Lunch with a view

We dined leisurely on Castel dell'Ovo (castle of the egg), a small island off the harbor accessible by a promenade filled with seafood restaurants offering al fresco seating.

Reading machine

This ingenious desk from the Royal Palace was used when trying to consult numerous volumes concurrently. I could have totally used this when working on my master's thesis. But I would have looked totally ridiculous in the process.

Put some gold on it

More from the Royal Palace.

Put some marble on it

The grand staircase at the Royal Palace.


It's flaky, sweet, and cream-filled and one of the wonderful Napoli pastries available here. Inside a delicately fanned flake pastry is a custard/ricotta filling heavily flavored with thick orange shavings.

Shopping in style

The Galleria Umberto is Naples' stunning shopping mall.

I Like This Town

It's Sunday afternoon, about four. Everyone's just finished a leisurely three course lunch, and except for a few bars, the sidewalks have rolled up until dinner time, a few hours from now. The pizzerias will open, the crowds will pack Via Dei Tribunali to play Italian Roulette with the traffic on streets too narrow to accommodate both, and the smell of wood fired ovens will mingle with petrol fumes and off-brand cigarette smoke. In short, it is perfect.

The weather doesn't hurt, either. It poured last night and today was forecast to be thunderstorms throughout. Instead, it's sunny and breezy with big puffy clouds building then ebbing around Vesuvius.

We were warned about Naples, but I question that wisdom. Rick Steves advises not to stay here, but we've got one of the best rooms I've ever seen in Europe. Someone else described it as the Detroit of Italy; it's anything but. Strolling down Via Toledo this morning (walking would be too violent a word), past all the shops and patisseries, banks and basilicas, syncopated with the strollers and the seniors, one has to ask could anything be better?

Yes. My Italian could be better. Put that on the resolution list.


Holding the sun. What else?

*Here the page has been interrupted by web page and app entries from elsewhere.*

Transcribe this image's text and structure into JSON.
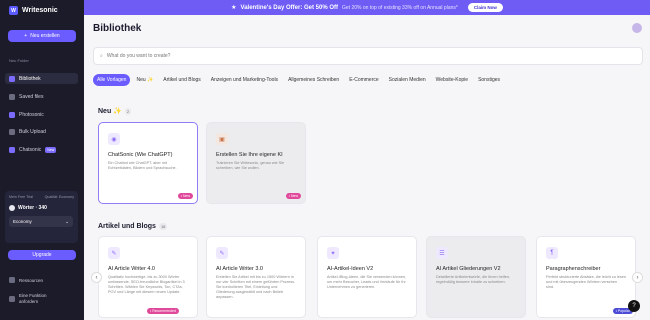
{
  "sidebar": {
    "logo": "Writesonic",
    "new_button": "Neu erstellen",
    "section_label": "Neu Folder",
    "items": [
      {
        "label": "Bibliothek"
      },
      {
        "label": "Saved files"
      },
      {
        "label": "Photosonic"
      },
      {
        "label": "Bulk Upload"
      },
      {
        "label": "Chatsonic",
        "badge": "New"
      }
    ],
    "plan": {
      "left": "Mein Free Trial",
      "right": "Qualität: Economy",
      "words": "Wörter · 340",
      "select": "Economy"
    },
    "upgrade": "Upgrade",
    "bottom": [
      "Ressourcen",
      "Eine Funktion anfordern"
    ]
  },
  "banner": {
    "text": "Valentine's Day Offer: Get 50% Off",
    "sub": "Get 20% on top of existing 33% off on Annual plans*",
    "button": "Claim Now"
  },
  "main": {
    "title": "Bibliothek",
    "search_placeholder": "What do you want to create?",
    "tabs": [
      "Alle Vorlagen",
      "Neu ✨",
      "Artikel und Blogs",
      "Anzeigen und Marketing-Tools",
      "Allgemeines Schreiben",
      "E-Commerce",
      "Sozialen Medien",
      "Website-Kopie",
      "Sonstiges"
    ],
    "section_new": {
      "title": "Neu ✨",
      "count": "2"
    },
    "new_cards": [
      {
        "title": "ChatSonic (Wie ChatGPT)",
        "desc": "Ein Chatbot wie ChatGPT, aber mit Echtzeitdaten, Bildern und Sprachsuche.",
        "pill": "• New"
      },
      {
        "title": "Erstellen Sie Ihre eigene KI",
        "desc": "Trainieren Sie Writesonic, genau wie Sie schreiben, wie Sie wollen.",
        "pill": "• New"
      }
    ],
    "section_articles": {
      "title": "Artikel und Blogs",
      "count": "18"
    },
    "article_cards": [
      {
        "title": "AI Article Writer 4.0",
        "desc": "Qualitativ hochwertige, bis zu 3000 Wörter umfassende, SEO-freundliche Blogartikel in 3 Schritten. Wählen Sie Keywords, Ton, CTAs, POV und Länge mit diesem neuen Update.",
        "pill": "• Recommended"
      },
      {
        "title": "AI Article Writer 3.0",
        "desc": "Erstellen Sie Artikel mit bis zu 1500 Wörtern in nur vier Schritten mit einem geführten Prozess. Sie kontrollieren Titel, Einleitung und Gliederung ausgewählt und nach Belieb anpassen.",
        "pill": ""
      },
      {
        "title": "AI-Artikel-Ideen V2",
        "desc": "Artikel-/Blog-Ideen, die Sie verwenden können, um mehr Besucher, Leads und Verkäufe für Ihr Unternehmen zu generieren.",
        "pill": ""
      },
      {
        "title": "AI Artikel Gliederungen V2",
        "desc": "Detaillierte Artikelentwürfe, die Ihnen helfen, regelmäßig bessere Inhalte zu schreiben.",
        "pill": ""
      },
      {
        "title": "Paragraphenschreiber",
        "desc": "Perfekt strukturierte Absätze, die leicht zu lesen und mit überzeugenden Wörtern versehen sind.",
        "pill": "• Popular"
      }
    ]
  }
}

I swear, the headlines here write themselves. Third place: So Many Penises, So Little Time. Runner up: Is That Pompeii's Art Collection, or Are You Just Happy to See Me?

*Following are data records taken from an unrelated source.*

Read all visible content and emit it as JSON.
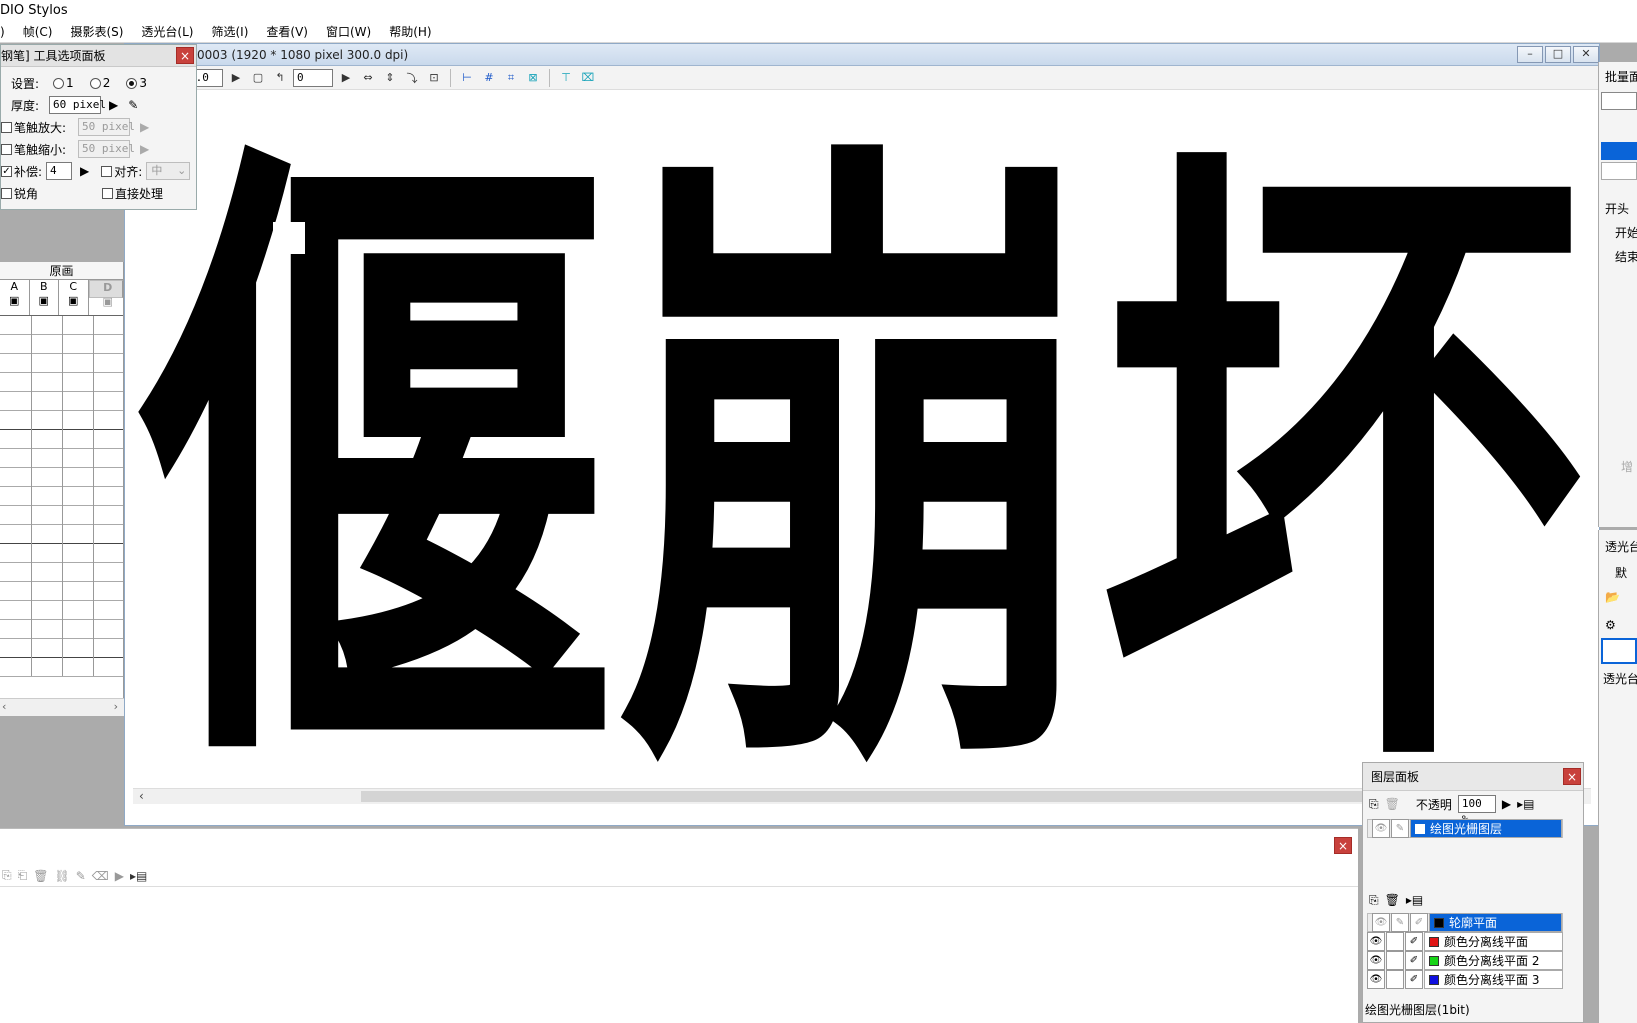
{
  "app": {
    "title": "DIO Stylos"
  },
  "menu": [
    ")",
    "帧(C)",
    "摄影表(S)",
    "透光台(L)",
    "筛选(I)",
    "查看(V)",
    "窗口(W)",
    "帮助(H)"
  ],
  "document": {
    "title": "0003 (1920 * 1080 pixel 300.0 dpi)",
    "zoom": "0.0 %",
    "angle": "0",
    "drawing_text": "偃崩坏"
  },
  "tool_panel": {
    "title": "钢笔] 工具选项面板",
    "setting_label": "设置:",
    "presets": [
      "1",
      "2",
      "3"
    ],
    "selected_preset": "3",
    "thickness_label": "厚度:",
    "thickness_value": "60 pixel",
    "pen_enlarge_label": "笔触放大:",
    "pen_enlarge_value": "50 pixel",
    "pen_shrink_label": "笔触缩小:",
    "pen_shrink_value": "50 pixel",
    "compensation_label": "补偿:",
    "compensation_value": "4",
    "align_label": "对齐:",
    "align_value": "中",
    "sharp_corner_label": "锐角",
    "direct_process_label": "直接处理"
  },
  "timeline": {
    "header": "原画",
    "columns": [
      "A",
      "B",
      "C",
      "D"
    ],
    "selected_column": "D"
  },
  "layer_panel": {
    "title": "图层面板",
    "opacity_label": "不透明",
    "opacity_value": "100 %",
    "raster_layer": "绘图光栅图层",
    "planes": [
      {
        "name": "轮廓平面",
        "color": "#000000",
        "selected": true
      },
      {
        "name": "颜色分离线平面",
        "color": "#e01515",
        "selected": false
      },
      {
        "name": "颜色分离线平面 2",
        "color": "#17d417",
        "selected": false
      },
      {
        "name": "颜色分离线平面 3",
        "color": "#1010e0",
        "selected": false
      }
    ],
    "status": "绘图光栅图层(1bit)"
  },
  "right_panel": {
    "batch_label": "批量面",
    "start_label": "开头",
    "open_label": "开始",
    "end_label": "结束",
    "add_label": "增",
    "lightbox_label": "透光台",
    "default_label": "默",
    "lightbox_label2": "透光台"
  }
}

Nothing Like a Good Sunday Morning Goat Fucking

We're at the National Museum of Archeology. The Gabinetti Segredo (translation: Playboy Room) contains an outstanding collection of vice and verboten. But this object stood out in particular.

Saturday, October 13, 2012


It's Italy's third-largest city. A third of it's population is unemployed. It's grittier than anything we've seen thus far in Italy. The residents apparently treat traffic lights like decorations. And, we arrived on Saturday, when it seems the entire population is out on the narrow cobblestone streets, on foot, in cars, and on mopeds.

This is Naples, and it is going to be interesting.

Are we awesome? Yes?

Our brilliant strategy for the day was to maximize our last day in Rome by seeing museums in the morning, having a leisurely lunch, then heading to the car rental place in the Roman burbs just in time for them to reopen at 2:30 post-Siesta. We arrive by cab at 2:20, then wait about 20 minutes in the rain before realizing it is Saturday. Europecar closes at noon on Saturday. Awesome.

Thanks to the Kienzle/Moon superpowers, we rapidly figured out an alternative. A quick call to the US hone base of Europecar and we switched our car pick up location to Naples. And within the hour, we were on a high-speed train to Naples in business class enjoying complimentary wine and views of the stunning countryside.

Crisis averted. Go team.


Michael getting up close and personal with an outdoor installation at the MAXXI.